* _Activity_
Count every line in the following entries that holds the word "Connected". Only the number should be given.

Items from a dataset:

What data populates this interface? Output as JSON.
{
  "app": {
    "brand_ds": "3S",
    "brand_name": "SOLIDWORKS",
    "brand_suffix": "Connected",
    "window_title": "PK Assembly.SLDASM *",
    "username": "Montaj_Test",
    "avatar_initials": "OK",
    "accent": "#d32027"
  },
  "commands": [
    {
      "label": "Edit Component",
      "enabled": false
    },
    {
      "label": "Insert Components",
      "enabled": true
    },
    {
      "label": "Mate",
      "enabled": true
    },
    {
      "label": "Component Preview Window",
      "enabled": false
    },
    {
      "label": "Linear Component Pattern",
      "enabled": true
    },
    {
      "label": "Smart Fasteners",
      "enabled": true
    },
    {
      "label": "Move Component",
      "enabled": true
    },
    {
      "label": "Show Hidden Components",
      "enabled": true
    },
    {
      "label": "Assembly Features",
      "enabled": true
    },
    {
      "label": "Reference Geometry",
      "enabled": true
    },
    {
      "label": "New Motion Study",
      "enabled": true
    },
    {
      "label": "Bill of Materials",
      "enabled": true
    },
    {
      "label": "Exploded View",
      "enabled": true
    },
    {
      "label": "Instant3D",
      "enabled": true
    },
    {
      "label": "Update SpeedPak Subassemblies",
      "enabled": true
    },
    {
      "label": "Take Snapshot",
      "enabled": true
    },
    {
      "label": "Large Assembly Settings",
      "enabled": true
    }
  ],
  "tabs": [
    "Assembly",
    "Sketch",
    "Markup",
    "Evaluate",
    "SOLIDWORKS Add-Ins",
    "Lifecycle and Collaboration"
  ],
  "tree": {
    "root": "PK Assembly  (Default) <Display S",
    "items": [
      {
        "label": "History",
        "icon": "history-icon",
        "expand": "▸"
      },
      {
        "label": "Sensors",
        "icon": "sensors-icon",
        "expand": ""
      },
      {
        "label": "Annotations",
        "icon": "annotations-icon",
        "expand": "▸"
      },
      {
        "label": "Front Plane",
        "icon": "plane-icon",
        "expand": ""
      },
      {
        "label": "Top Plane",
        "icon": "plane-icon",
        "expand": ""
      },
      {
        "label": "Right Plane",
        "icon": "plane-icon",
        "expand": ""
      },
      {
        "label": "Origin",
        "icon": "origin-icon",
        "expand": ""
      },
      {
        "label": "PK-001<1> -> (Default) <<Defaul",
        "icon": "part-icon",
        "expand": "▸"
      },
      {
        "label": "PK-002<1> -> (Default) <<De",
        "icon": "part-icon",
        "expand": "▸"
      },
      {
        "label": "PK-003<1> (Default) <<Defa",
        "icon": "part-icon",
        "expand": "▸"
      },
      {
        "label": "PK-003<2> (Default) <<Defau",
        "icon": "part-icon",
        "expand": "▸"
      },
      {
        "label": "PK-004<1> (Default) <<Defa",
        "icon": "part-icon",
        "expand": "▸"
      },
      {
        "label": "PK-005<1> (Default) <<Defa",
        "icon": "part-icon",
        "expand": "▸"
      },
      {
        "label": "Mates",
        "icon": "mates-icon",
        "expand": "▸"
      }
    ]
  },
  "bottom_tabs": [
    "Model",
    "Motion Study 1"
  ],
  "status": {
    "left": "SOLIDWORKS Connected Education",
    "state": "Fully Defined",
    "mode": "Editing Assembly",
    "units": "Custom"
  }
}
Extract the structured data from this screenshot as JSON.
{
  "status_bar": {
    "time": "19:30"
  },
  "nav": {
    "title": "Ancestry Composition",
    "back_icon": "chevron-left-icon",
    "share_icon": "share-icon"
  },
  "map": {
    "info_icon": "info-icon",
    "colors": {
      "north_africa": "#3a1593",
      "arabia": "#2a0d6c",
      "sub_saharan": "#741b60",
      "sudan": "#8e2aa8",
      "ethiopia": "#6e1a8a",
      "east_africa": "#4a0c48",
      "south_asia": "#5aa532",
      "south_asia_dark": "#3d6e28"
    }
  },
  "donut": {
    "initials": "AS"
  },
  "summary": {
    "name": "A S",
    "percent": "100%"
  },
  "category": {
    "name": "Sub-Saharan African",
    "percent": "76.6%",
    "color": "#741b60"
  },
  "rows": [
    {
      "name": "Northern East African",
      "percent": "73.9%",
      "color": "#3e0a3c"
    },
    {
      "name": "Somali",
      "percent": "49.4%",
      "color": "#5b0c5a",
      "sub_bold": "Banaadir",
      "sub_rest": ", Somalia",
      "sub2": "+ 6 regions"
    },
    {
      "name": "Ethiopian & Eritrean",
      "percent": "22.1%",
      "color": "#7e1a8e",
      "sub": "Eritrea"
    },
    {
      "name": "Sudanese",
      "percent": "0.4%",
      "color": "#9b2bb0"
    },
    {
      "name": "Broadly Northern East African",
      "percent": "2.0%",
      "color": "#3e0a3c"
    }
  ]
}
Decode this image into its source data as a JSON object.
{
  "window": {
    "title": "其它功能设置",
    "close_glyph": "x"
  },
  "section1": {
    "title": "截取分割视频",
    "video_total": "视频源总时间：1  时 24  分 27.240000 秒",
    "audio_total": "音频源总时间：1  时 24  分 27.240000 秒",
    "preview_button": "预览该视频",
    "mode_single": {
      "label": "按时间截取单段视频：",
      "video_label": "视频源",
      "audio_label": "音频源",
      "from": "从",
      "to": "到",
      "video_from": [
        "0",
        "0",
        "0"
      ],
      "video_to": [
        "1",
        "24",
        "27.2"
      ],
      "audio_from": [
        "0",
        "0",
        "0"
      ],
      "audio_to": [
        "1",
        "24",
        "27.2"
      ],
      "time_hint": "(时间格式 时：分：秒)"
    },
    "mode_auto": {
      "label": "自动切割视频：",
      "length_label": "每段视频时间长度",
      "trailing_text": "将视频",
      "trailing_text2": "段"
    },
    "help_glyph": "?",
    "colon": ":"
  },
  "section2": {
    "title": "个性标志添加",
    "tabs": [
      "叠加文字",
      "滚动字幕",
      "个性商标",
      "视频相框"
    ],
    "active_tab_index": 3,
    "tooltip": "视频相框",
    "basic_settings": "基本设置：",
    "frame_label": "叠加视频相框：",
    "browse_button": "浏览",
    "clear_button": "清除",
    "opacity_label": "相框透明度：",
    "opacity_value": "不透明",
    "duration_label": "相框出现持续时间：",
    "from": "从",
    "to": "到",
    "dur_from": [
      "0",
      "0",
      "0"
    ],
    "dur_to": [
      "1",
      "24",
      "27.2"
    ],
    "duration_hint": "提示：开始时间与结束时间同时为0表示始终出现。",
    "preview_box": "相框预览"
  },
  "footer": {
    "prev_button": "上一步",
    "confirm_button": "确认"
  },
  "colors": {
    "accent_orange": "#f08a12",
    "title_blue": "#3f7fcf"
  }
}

* _Expected output_
2